__Problem statement__
With the records as your source, report how many lines contain "MTCommander". Add no other words.

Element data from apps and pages

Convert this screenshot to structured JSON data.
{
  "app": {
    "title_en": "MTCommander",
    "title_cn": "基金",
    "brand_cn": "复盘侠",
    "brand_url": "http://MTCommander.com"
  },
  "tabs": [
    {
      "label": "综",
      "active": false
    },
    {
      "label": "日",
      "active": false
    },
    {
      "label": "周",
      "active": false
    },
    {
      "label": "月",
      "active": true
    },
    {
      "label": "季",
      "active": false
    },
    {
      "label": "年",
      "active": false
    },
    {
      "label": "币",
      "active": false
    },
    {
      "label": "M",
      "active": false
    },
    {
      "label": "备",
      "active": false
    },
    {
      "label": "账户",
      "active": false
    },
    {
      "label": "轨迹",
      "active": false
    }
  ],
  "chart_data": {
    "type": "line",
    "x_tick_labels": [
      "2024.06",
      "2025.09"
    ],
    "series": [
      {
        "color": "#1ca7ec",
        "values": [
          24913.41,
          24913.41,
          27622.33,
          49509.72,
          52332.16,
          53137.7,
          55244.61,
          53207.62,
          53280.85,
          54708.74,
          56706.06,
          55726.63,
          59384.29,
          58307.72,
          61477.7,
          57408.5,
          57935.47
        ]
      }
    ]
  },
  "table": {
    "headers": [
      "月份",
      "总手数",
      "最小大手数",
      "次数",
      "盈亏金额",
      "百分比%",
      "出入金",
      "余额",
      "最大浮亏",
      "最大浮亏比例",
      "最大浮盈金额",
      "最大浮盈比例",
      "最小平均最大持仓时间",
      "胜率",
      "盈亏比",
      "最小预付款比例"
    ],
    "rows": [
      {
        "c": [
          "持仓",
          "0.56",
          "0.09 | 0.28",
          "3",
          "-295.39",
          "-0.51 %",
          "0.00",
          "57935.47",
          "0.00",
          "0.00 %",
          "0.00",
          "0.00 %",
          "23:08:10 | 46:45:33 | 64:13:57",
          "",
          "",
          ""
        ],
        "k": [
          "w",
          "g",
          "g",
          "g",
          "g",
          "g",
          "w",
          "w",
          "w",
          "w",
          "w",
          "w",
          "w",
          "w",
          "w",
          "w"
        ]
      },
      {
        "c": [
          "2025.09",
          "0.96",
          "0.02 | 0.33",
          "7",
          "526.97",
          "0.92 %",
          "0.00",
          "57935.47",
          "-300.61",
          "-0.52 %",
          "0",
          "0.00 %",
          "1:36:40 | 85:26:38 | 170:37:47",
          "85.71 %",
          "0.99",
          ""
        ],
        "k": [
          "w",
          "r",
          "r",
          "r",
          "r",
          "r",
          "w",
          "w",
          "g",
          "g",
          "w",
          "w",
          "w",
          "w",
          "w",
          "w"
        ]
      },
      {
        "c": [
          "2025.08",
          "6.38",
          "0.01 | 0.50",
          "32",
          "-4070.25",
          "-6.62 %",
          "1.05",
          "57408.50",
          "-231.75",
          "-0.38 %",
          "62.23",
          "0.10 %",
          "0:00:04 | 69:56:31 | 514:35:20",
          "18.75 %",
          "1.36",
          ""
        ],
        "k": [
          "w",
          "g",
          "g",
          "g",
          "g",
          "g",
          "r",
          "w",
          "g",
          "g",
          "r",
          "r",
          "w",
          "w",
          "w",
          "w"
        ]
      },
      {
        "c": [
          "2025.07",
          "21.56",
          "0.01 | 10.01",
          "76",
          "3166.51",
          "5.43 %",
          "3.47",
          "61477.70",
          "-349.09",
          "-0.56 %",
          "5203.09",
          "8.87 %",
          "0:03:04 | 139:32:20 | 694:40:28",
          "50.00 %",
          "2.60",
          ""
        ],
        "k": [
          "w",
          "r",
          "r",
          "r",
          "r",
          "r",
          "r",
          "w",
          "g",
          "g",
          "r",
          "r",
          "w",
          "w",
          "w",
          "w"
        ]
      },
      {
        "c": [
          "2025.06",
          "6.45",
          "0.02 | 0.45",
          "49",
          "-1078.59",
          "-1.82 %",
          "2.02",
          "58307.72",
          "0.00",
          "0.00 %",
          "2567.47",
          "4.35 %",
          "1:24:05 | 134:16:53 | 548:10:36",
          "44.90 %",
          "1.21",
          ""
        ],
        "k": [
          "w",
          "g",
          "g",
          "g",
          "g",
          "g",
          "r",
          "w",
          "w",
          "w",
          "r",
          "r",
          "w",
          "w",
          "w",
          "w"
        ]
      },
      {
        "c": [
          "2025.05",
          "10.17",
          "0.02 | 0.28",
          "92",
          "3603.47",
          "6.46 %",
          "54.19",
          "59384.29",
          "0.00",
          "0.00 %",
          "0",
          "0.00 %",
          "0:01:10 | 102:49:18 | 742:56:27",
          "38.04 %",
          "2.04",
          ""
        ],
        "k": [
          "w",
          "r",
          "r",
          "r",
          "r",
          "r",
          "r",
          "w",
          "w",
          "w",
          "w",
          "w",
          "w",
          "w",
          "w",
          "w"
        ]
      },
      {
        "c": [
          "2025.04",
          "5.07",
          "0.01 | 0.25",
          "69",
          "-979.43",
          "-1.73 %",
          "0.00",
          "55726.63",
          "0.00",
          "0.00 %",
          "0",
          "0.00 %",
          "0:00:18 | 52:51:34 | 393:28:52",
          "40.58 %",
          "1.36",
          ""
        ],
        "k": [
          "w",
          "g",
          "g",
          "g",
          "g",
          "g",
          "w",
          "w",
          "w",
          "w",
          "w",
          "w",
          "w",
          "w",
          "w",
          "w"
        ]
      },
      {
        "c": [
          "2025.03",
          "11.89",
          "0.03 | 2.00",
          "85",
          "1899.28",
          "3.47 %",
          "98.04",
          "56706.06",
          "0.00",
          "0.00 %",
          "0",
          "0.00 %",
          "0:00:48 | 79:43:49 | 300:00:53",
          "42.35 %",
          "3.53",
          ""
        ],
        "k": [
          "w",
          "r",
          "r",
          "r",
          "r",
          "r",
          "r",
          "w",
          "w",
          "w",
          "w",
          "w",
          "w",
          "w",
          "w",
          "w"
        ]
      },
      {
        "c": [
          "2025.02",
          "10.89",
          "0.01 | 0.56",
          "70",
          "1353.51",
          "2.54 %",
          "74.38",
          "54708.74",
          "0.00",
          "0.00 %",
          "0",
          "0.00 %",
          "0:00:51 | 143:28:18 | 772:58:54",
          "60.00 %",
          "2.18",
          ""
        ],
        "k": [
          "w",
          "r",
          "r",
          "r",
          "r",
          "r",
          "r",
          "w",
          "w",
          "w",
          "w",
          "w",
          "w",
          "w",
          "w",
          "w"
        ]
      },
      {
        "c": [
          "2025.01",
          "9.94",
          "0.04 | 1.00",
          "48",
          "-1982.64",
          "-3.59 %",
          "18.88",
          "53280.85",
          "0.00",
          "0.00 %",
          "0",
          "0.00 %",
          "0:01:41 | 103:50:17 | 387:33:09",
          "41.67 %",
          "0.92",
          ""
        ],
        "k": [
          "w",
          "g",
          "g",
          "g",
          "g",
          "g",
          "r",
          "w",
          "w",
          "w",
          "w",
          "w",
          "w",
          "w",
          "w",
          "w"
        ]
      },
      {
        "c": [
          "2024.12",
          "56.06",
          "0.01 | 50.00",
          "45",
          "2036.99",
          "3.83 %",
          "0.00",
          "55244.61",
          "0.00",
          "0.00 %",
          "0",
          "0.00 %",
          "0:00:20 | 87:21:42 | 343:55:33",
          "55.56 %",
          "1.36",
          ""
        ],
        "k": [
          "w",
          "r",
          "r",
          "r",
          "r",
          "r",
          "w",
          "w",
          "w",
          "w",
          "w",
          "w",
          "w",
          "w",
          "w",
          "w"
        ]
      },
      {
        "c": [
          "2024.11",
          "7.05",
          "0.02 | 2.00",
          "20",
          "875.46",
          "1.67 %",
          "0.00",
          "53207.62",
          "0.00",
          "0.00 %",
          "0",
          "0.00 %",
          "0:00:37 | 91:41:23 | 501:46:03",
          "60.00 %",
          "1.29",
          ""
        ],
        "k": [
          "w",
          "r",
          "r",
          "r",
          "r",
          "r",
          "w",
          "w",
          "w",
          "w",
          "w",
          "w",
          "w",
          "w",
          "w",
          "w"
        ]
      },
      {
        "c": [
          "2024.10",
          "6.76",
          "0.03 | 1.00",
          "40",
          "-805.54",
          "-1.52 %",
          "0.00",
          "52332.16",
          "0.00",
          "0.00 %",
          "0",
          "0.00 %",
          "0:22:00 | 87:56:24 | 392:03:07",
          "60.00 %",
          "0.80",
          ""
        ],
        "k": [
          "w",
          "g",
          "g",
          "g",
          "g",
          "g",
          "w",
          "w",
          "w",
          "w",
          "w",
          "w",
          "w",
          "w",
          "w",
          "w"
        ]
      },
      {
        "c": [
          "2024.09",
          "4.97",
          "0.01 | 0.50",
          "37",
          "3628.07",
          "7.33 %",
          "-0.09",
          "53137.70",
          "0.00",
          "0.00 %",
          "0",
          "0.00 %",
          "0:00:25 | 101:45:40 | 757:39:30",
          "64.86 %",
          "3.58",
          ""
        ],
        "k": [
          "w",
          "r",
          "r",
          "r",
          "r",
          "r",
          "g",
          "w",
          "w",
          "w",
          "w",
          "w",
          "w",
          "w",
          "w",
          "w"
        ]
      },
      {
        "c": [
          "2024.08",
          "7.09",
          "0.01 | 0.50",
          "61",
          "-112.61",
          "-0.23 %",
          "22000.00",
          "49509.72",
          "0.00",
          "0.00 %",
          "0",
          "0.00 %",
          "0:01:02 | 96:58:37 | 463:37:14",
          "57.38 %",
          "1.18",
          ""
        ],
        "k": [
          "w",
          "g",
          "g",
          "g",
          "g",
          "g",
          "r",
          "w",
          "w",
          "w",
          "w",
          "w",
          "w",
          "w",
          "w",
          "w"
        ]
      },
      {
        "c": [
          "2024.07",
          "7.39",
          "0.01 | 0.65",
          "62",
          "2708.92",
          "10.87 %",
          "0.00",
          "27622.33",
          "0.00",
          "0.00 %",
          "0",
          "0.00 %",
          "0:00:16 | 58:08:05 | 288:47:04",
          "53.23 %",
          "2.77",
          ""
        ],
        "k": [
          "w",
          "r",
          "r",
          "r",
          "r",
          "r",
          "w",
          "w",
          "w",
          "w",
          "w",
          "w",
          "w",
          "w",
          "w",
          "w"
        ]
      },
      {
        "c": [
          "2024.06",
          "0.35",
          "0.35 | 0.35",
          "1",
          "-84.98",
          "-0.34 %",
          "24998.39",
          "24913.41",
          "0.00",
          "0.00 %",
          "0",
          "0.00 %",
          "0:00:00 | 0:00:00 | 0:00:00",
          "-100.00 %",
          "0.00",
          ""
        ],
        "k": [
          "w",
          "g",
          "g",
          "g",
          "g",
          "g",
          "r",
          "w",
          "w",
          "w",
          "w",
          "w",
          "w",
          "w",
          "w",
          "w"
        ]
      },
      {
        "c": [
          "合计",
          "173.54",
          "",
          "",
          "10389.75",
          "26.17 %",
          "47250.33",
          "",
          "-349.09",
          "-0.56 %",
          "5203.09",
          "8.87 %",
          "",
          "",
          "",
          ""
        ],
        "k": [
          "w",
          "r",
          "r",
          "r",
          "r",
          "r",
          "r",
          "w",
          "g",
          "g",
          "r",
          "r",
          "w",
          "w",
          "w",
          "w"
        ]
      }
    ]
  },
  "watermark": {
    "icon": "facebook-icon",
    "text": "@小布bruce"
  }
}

__Reply__
2